If you’ve been following through my Getting Started guide, you’re probably eager to get going. Before I release you into the wild, there’s one last rule you must learn. For this 36th edition of Wisdom Wednesdays, you will learn the importance of diversification.
I’m sure you’ve heard the clique that you can’t put all your eggs in one basket. This wisdom has been passed down since the beginning of civilization. You mustn’t ignore it.
With diversification, you consider and prepare for some of the worst case scenarios. You don’t want a mistake to devastate your portfolio. Even the best investors make mistakes, it’s only human nature. Diversification spreads your risk, and lowers it.
You can’t forget about this last rule. No matter how skilled you are, you need to be protected. The market is completely unpredictable. Every investment is a risk to be lost. The only way to ensure your success is to diversify.
We can’t know exactly what will happen in the future. There’s no way to predict it, the only thing you can be certain of is uncertainty.
But we can look at past history and plan accordingly. While past performance doesn’t guarantee future results, looking at history helps us understand what is more likely to happen.
What does diversification mean for you?
There’s two important facets to diversification. You need to diversify:
1. Asset classes
Asset classes are things like stocks, bonds, treasuries, real estate, and more. At the very least, diversify your asset classes by holding stocks and bonds. Never have all your investments in one single asset class. Asset classes tend to move together, as stocks rise with other stocks more likely than not.
If you have enough money, I’d recommend adding some real estate [pay with cash only] to your portfolio as well. This isn’t possible for most people; most people should hold stocks and bonds.
I recommend a portfolio with any variation in between the following:
25 % Stocks – 75 % Bonds
50 % Stocks – 50 % Bonds
75 % Stocks – 25 % Bonds
While many financial gurus will recommend weighting the portfolio based on how old you are, I think it’s better to react to the market. What I mean is that, if the market is generally overvalued then allocate more to bonds than stocks. And when stocks become attractive, then allocate more to stocks.
I learned of this strategy from the great Benjamin Graham in his classic The Intelligent Investor. It’s a great way to also buy low and sell high.
When you allocate more to bonds, you are essentially selling your gains on your stocks. If you do this right– when the market is overvalued– then you will be buying low and selling high.
When you allocate less to bonds, you are buying more stocks. Obviously, you should be doing this when there are more value opportunities in the market.
Do a reallocation just once a year. If you really want to micromanage, then do it every 6 months. But don’t reallocate more than this. It’s important to give your investments some time to ride.
I already know a common obstacle you’ll face. How do I buy bonds?
The truth is, the common investor can’t easily buy single bonds. You need a lot of capital just to own one. If you want to diversify your bonds, then you need even more capital.
Don’t worry I have a solution for you.
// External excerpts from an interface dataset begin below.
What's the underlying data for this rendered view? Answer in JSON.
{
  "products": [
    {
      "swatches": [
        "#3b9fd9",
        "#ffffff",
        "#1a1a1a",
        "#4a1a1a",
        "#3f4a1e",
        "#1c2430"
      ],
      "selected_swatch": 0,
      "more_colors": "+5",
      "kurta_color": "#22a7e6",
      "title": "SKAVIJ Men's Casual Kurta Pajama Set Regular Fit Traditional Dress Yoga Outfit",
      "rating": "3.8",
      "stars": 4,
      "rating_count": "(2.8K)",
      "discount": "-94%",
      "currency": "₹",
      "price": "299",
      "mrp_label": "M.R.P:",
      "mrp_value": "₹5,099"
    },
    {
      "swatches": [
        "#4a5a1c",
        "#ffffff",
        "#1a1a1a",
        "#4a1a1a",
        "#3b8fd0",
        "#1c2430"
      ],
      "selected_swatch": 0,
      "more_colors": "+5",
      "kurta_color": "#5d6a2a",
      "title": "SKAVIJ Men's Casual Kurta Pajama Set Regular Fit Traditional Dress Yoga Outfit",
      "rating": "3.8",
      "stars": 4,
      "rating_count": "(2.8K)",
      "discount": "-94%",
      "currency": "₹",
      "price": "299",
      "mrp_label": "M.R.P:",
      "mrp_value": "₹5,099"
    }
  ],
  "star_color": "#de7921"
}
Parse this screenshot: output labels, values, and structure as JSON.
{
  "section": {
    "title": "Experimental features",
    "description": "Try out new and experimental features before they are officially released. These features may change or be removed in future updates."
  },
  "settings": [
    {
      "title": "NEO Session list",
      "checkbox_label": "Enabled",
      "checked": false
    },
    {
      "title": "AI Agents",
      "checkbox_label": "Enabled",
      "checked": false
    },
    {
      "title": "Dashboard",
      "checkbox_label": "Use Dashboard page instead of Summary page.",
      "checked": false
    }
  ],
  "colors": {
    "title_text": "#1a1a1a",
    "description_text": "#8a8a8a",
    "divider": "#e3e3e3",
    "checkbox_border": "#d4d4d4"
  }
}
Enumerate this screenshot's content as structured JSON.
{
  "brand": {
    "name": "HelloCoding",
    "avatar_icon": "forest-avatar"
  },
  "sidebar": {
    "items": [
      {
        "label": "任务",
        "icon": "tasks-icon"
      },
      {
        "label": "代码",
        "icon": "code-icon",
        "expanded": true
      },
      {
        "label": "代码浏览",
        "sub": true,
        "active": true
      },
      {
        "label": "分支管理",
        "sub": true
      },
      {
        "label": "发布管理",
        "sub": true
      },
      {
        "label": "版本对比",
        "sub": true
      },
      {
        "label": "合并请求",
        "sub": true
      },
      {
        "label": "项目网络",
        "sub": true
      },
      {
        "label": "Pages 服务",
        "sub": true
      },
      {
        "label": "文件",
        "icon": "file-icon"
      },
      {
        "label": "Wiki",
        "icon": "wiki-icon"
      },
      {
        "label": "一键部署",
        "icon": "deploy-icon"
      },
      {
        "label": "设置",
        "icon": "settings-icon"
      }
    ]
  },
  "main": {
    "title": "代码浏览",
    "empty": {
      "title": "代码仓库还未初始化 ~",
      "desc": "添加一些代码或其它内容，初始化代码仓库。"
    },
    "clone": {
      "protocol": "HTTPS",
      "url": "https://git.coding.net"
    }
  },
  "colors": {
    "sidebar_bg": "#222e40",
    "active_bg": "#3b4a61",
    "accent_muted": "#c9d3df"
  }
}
You can buy low cost index bond funds, which hold a basket of bonds. The best way to do this is with an ETF, which stands for exchanged traded fund. It’s like a mutual fund, but without the excessive fees.
ETFs are traded just like stocks and have individual tickers. Some great bond fund ETFs to start with would be BND or AGG. Buy one of these, and you’ll be diversified on the bond side.
This leads me to part two of the diversification equation. You need to diversify your holdings. If you are weighted with a 75% stock portfolio, you better not have just one or two stocks.
Instead try to have at the least 10 different stocks in your portfolio. This means any one mistake only costs you 10%. If you really want to be prudent, try to make any one stock only 3 – 4 % of your stock side portfolio.
For the investors who don’t want to actively manage their stocks, I’d recommend a stock fund ETF. Make sure you are getting an index fund, which are cheaper than other managed ETFs. Some popular stock ETFs are SPY, IVV, VOO.
Of course, for those of you who are ambitious you’ll want to take matters into your own hands. There’s nothing wrong with using an index ETF as part of your stock portfolio. It’s a great, easy way to diversify.
One last thing to consider is diversifying the country you invest with. I’d put some of your stock portfolio in some international stocks, and you can do that quite easily with international ETF funds like EEM or ADRE .
It’s up to you with how much you want to invest abroad, but I wouldn’t overdo it. There’s a reason why the United States has been the world’s reserve currency. But it’s always a good idea to get some extra exposure.
Now I know there those of you who want to start actively managing their portfolios. You’re ready to start picking some stocks, and you’re ready to start diversifying.
Don’t you wish there was a guide that explicitly breaks down the nitty gritty of stock analysis. The good news is that there is. It’s called the 7 Steps to Understanding the Stock Market, and it comes free when you subscribe.
Now that you’ve hopefully gone through the Getting Started guide and learned all the basics, the next step is 7 Steps to Understanding the Stock Market. Here’s where to subscribe.
Thanks for reading. I hope this post has taught you all you need to know about diversification.
**One Last Rule: The Importance of Diversification**
**All Rights Reserved. Investing for Beginners 2013**
**Link for the photo above found here: Photo Attribution**